Lowly bacteria are being put to work in the hunt for oil and gas. It is a new use for geomicrobiology which is the field of research into the interaction between microorganisms and earth materials such as sediment, minerals, rocks, water, and many other features of our planet. It is also the basis for a Genome Atlantic and Genome Alberta project on de-risking offshore oil and gas exploration
Researchers from Nova Scotia and the University of Calgary are collecting core samples from the bottom of the ocean, then using genomics analysis to identify the presence of marine bacteria found around hydrocarbon deposts. Using that information in conjunction with more traditional geoscience maps and data, it will help pinpoint areas for further exploration.
The $4.9 million, three year GAPP
project was originally announced in 2016 and the collection of data and analysis is well underway with promising results. The lead Centre in the project is Genome Atlantic and they are documenting the work with the help of production company Journeyman and we have a trailer for you that will give you some insight into the unlikely convergence of genomics and geoscience.

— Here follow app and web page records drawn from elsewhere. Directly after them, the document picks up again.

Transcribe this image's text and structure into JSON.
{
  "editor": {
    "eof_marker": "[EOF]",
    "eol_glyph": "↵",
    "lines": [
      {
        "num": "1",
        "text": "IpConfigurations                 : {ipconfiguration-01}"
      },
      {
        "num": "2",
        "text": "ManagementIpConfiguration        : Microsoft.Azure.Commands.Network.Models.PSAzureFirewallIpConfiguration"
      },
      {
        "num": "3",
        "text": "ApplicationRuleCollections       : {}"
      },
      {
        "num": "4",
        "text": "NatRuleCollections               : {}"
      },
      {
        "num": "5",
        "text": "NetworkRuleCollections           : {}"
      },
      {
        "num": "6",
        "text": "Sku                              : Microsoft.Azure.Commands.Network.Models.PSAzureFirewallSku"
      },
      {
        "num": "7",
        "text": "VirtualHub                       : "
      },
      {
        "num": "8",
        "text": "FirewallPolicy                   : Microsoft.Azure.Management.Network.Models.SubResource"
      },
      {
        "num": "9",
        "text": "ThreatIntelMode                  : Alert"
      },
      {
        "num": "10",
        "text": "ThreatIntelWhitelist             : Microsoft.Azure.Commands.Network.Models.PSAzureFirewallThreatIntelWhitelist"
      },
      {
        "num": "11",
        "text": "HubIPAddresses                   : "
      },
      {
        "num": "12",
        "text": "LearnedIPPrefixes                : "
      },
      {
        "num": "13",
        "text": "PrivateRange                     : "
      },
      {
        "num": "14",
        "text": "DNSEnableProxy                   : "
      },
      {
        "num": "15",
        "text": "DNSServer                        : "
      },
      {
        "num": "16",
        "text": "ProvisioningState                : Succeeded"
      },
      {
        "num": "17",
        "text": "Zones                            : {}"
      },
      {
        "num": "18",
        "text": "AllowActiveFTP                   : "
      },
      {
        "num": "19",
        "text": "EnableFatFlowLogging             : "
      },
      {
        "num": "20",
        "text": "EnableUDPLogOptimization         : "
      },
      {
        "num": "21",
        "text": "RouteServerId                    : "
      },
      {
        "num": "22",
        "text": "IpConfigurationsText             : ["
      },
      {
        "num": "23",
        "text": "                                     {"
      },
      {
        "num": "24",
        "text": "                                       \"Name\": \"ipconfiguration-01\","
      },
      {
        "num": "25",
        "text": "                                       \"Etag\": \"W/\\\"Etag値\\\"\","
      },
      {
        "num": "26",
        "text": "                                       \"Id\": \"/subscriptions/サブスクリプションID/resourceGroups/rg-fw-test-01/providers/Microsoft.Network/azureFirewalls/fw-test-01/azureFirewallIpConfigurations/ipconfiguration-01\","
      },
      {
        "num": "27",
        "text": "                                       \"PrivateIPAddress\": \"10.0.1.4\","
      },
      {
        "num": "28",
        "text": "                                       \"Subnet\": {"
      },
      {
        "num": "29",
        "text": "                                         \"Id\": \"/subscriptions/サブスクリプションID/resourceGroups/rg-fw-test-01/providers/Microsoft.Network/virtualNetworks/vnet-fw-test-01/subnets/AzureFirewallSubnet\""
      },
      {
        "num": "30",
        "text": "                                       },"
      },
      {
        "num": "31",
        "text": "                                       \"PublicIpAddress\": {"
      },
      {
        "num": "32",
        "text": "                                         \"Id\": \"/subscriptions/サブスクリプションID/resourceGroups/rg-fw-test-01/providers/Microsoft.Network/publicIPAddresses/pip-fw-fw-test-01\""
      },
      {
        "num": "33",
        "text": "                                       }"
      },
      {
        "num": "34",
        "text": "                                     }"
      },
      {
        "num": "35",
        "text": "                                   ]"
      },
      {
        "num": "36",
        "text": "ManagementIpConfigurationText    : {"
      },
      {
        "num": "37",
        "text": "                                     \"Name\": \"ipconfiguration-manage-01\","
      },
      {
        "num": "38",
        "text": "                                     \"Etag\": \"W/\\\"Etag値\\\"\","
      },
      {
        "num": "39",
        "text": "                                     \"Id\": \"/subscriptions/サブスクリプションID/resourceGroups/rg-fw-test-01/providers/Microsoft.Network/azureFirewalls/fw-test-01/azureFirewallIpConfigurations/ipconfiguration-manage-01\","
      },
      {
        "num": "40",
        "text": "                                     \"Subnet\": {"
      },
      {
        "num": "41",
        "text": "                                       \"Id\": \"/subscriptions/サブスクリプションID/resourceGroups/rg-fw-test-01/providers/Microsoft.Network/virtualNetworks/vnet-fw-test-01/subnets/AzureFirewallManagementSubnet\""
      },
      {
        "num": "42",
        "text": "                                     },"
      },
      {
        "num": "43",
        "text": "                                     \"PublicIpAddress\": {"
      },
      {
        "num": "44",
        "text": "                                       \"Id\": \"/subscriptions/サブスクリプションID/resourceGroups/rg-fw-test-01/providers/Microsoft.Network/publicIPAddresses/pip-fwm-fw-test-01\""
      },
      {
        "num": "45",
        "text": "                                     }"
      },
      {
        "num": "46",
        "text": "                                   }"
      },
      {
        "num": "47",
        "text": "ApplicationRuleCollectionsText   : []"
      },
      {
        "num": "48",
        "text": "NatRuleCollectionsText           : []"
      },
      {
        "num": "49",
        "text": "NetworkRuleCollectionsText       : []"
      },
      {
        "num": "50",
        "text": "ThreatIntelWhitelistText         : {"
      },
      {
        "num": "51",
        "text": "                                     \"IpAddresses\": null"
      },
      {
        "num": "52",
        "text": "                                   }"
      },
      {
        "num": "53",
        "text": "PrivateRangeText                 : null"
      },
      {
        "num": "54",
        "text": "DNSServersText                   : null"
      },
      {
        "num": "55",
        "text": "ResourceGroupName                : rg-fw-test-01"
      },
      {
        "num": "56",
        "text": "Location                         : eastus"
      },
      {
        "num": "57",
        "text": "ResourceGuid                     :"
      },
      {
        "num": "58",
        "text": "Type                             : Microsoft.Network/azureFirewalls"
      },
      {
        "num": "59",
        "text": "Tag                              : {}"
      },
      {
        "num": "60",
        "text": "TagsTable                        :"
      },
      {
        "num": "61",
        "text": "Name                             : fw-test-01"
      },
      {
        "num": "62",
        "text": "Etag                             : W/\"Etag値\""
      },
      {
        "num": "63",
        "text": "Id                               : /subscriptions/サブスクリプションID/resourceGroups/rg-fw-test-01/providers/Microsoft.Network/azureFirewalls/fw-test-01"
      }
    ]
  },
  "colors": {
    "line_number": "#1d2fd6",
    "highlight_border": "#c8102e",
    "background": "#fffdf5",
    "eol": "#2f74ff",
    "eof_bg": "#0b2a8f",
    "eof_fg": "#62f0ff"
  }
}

Genome Atlantic - Reducing the Risk from Genome Atlantic on Vimeo.